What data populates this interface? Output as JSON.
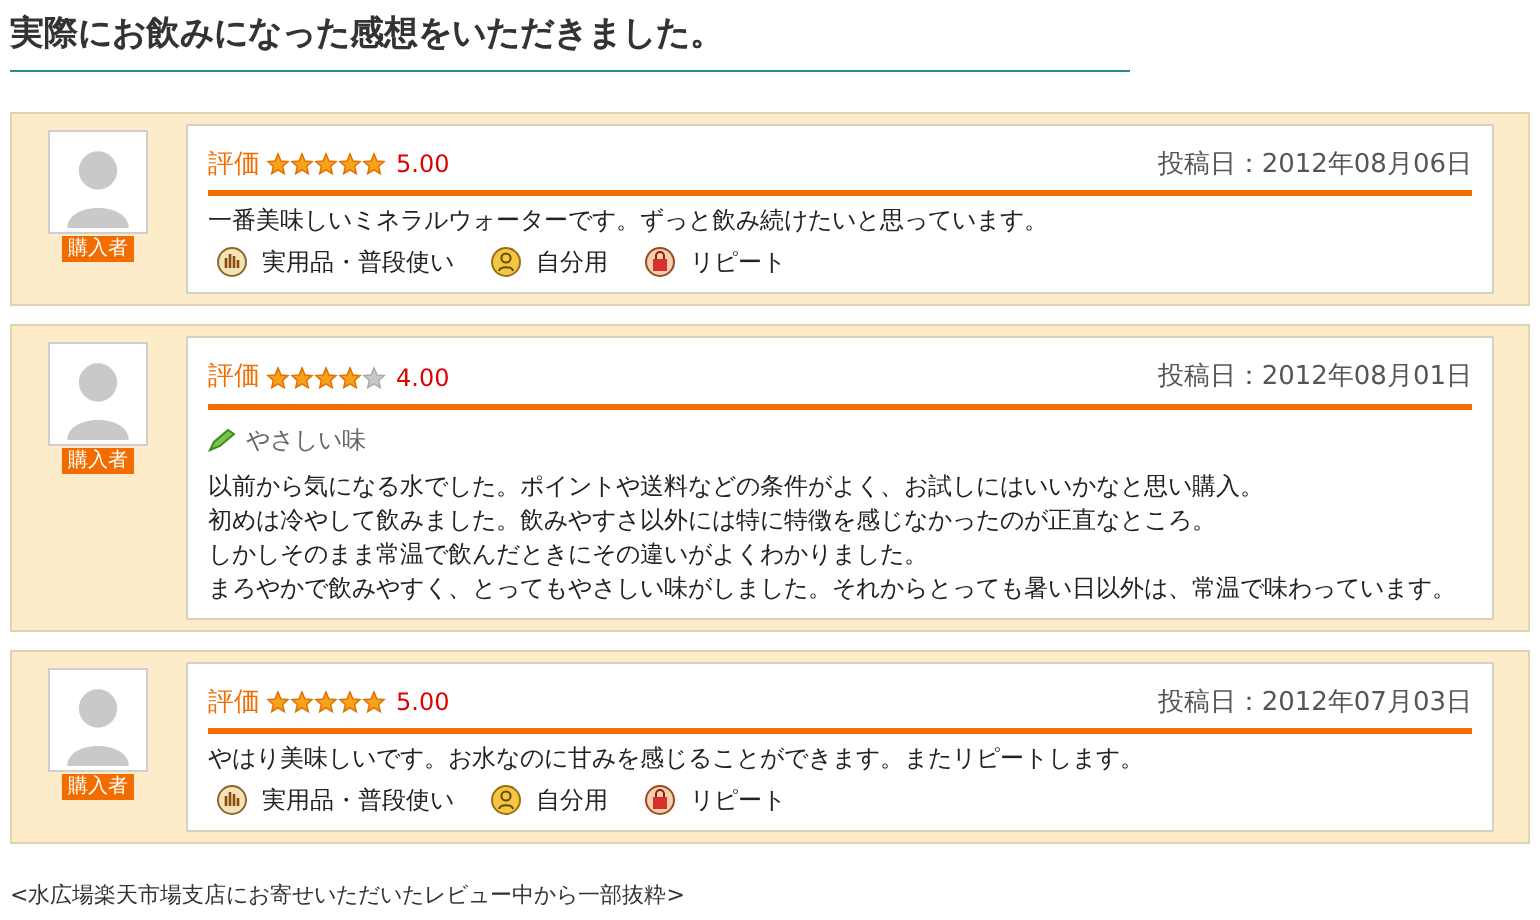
{
  "heading": "実際にお飲みになった感想をいただきました。",
  "reviews": [
    {
      "badge": "購入者",
      "rating_label": "評価",
      "stars": 5,
      "score": "5.00",
      "date": "投稿日：2012年08月06日",
      "body": [
        "一番美味しいミネラルウォーターです。ずっと飲み続けたいと思っています。"
      ],
      "tags": [
        {
          "kind": "use",
          "label": "実用品・普段使い"
        },
        {
          "kind": "self",
          "label": "自分用"
        },
        {
          "kind": "repeat",
          "label": "リピート"
        }
      ]
    },
    {
      "badge": "購入者",
      "rating_label": "評価",
      "stars": 4,
      "score": "4.00",
      "date": "投稿日：2012年08月01日",
      "title": "やさしい味",
      "body": [
        "以前から気になる水でした。ポイントや送料などの条件がよく、お試しにはいいかなと思い購入。",
        "初めは冷やして飲みました。飲みやすさ以外には特に特徴を感じなかったのが正直なところ。",
        "しかしそのまま常温で飲んだときにその違いがよくわかりました。",
        "まろやかで飲みやすく、とってもやさしい味がしました。それからとっても暑い日以外は、常温で味わっています。"
      ]
    },
    {
      "badge": "購入者",
      "rating_label": "評価",
      "stars": 5,
      "score": "5.00",
      "date": "投稿日：2012年07月03日",
      "body": [
        "やはり美味しいです。お水なのに甘みを感じることができます。またリピートします。"
      ],
      "tags": [
        {
          "kind": "use",
          "label": "実用品・普段使い"
        },
        {
          "kind": "self",
          "label": "自分用"
        },
        {
          "kind": "repeat",
          "label": "リピート"
        }
      ]
    }
  ],
  "footnote": "<水広場楽天市場支店にお寄せいただいたレビュー中から一部抜粋>"
}
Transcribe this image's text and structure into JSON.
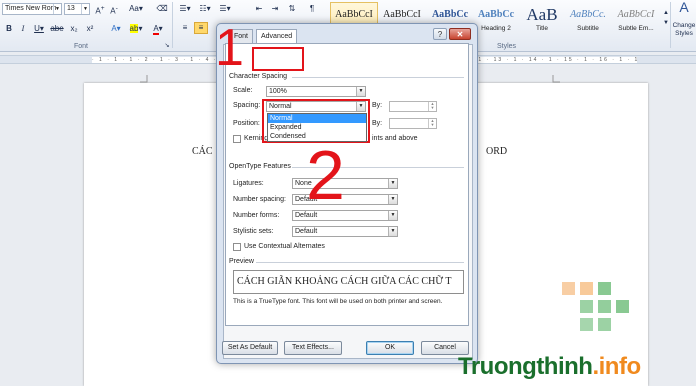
{
  "ribbon": {
    "font_name": "Times New Rom",
    "font_size": "13",
    "font_group_label": "Font",
    "styles_group_label": "Styles",
    "change_styles": "Change Styles",
    "styles": [
      {
        "sample": "AaBbCcI",
        "name": "",
        "active": true
      },
      {
        "sample": "AaBbCcI",
        "name": ""
      },
      {
        "sample": "AaBbCc",
        "name": ""
      },
      {
        "sample": "AaBbCc",
        "name": "Heading 2"
      },
      {
        "sample": "AaB",
        "name": "Title"
      },
      {
        "sample": "AaBbCc.",
        "name": "Subtitle"
      },
      {
        "sample": "AaBbCcI",
        "name": "Subtle Em..."
      }
    ]
  },
  "document": {
    "text_left": "CÁC",
    "text_right": "ORD"
  },
  "dialog": {
    "tabs": [
      "Font",
      "Advanced"
    ],
    "section_character_spacing": "Character Spacing",
    "scale_label": "Scale:",
    "scale_value": "100%",
    "spacing_label": "Spacing:",
    "spacing_value": "Normal",
    "by_label_1": "By:",
    "position_label": "Position:",
    "by_label_2": "By:",
    "kerning_label": "Kerning",
    "kerning_suffix": "ints and above",
    "spacing_options": [
      "Normal",
      "Expanded",
      "Condensed"
    ],
    "section_opentype": "OpenType Features",
    "ligatures_label": "Ligatures:",
    "ligatures_value": "None",
    "number_spacing_label": "Number spacing:",
    "number_spacing_value": "Default",
    "number_forms_label": "Number forms:",
    "number_forms_value": "Default",
    "stylistic_sets_label": "Stylistic sets:",
    "stylistic_sets_value": "Default",
    "contextual_label": "Use Contextual Alternates",
    "section_preview": "Preview",
    "preview_text": "CÁCH GIÃN KHOẢNG CÁCH GIỮA CÁC CHỮ T",
    "preview_note": "This is a TrueType font. This font will be used on both printer and screen.",
    "btn_set_default": "Set As Default",
    "btn_text_effects": "Text Effects...",
    "btn_ok": "OK",
    "btn_cancel": "Cancel"
  },
  "annotations": {
    "num1": "1",
    "num2": "2",
    "color": "#e3141a"
  },
  "watermark": {
    "brand": "Truongthinh",
    "suffix": ".info"
  }
}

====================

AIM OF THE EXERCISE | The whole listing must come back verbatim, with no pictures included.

EXPECTED OUTPUT |
What data populates this interface? Output as JSON.
{
  "heading": "実際にお飲みになった感想をいただきました。",
  "reviews": [
    {
      "badge": "購入者",
      "rating_label": "評価",
      "stars": 5,
      "score": "5.00",
      "date": "投稿日：2012年08月06日",
      "body": [
        "一番美味しいミネラルウォーターです。ずっと飲み続けたいと思っています。"
      ],
      "tags": [
        {
          "kind": "use",
          "label": "実用品・普段使い"
        },
        {
          "kind": "self",
          "label": "自分用"
        },
        {
          "kind": "repeat",
          "label": "リピート"
        }
      ]
    },
    {
      "badge": "購入者",
      "rating_label": "評価",
      "stars": 4,
      "score": "4.00",
      "date": "投稿日：2012年08月01日",
      "title": "やさしい味",
      "body": [
        "以前から気になる水でした。ポイントや送料などの条件がよく、お試しにはいいかなと思い購入。",
        "初めは冷やして飲みました。飲みやすさ以外には特に特徴を感じなかったのが正直なところ。",
        "しかしそのまま常温で飲んだときにその違いがよくわかりました。",
        "まろやかで飲みやすく、とってもやさしい味がしました。それからとっても暑い日以外は、常温で味わっています。"
      ]
    },
    {
      "badge": "購入者",
      "rating_label": "評価",
      "stars": 5,
      "score": "5.00",
      "date": "投稿日：2012年07月03日",
      "body": [
        "やはり美味しいです。お水なのに甘みを感じることができます。またリピートします。"
      ],
      "tags": [
        {
          "kind": "use",
          "label": "実用品・普段使い"
        },
        {
          "kind": "self",
          "label": "自分用"
        },
        {
          "kind": "repeat",
          "label": "リピート"
        }
      ]
    }
  ],
  "footnote": "<水広場楽天市場支店にお寄せいただいたレビュー中から一部抜粋>"
}
Transcribe this image's text and structure into JSON.
{
  "ribbon": {
    "font_name": "Times New Rom",
    "font_size": "13",
    "font_group_label": "Font",
    "styles_group_label": "Styles",
    "change_styles": "Change Styles",
    "styles": [
      {
        "sample": "AaBbCcI",
        "name": "",
        "active": true
      },
      {
        "sample": "AaBbCcI",
        "name": ""
      },
      {
        "sample": "AaBbCc",
        "name": ""
      },
      {
        "sample": "AaBbCc",
        "name": "Heading 2"
      },
      {
        "sample": "AaB",
        "name": "Title"
      },
      {
        "sample": "AaBbCc.",
        "name": "Subtitle"
      },
      {
        "sample": "AaBbCcI",
        "name": "Subtle Em..."
      }
    ]
  },
  "document": {
    "text_left": "CÁC",
    "text_right": "ORD"
  },
  "dialog": {
    "tabs": [
      "Font",
      "Advanced"
    ],
    "section_character_spacing": "Character Spacing",
    "scale_label": "Scale:",
    "scale_value": "100%",
    "spacing_label": "Spacing:",
    "spacing_value": "Normal",
    "by_label_1": "By:",
    "position_label": "Position:",
    "by_label_2": "By:",
    "kerning_label": "Kerning",
    "kerning_suffix": "ints and above",
    "spacing_options": [
      "Normal",
      "Expanded",
      "Condensed"
    ],
    "section_opentype": "OpenType Features",
    "ligatures_label": "Ligatures:",
    "ligatures_value": "None",
    "number_spacing_label": "Number spacing:",
    "number_spacing_value": "Default",
    "number_forms_label": "Number forms:",
    "number_forms_value": "Default",
    "stylistic_sets_label": "Stylistic sets:",
    "stylistic_sets_value": "Default",
    "contextual_label": "Use Contextual Alternates",
    "section_preview": "Preview",
    "preview_text": "CÁCH GIÃN KHOẢNG CÁCH GIỮA CÁC CHỮ T",
    "preview_note": "This is a TrueType font. This font will be used on both printer and screen.",
    "btn_set_default": "Set As Default",
    "btn_text_effects": "Text Effects...",
    "btn_ok": "OK",
    "btn_cancel": "Cancel"
  },
  "annotations": {
    "num1": "1",
    "num2": "2",
    "color": "#e3141a"
  },
  "watermark": {
    "brand": "Truongthinh",
    "suffix": ".info"
  }
}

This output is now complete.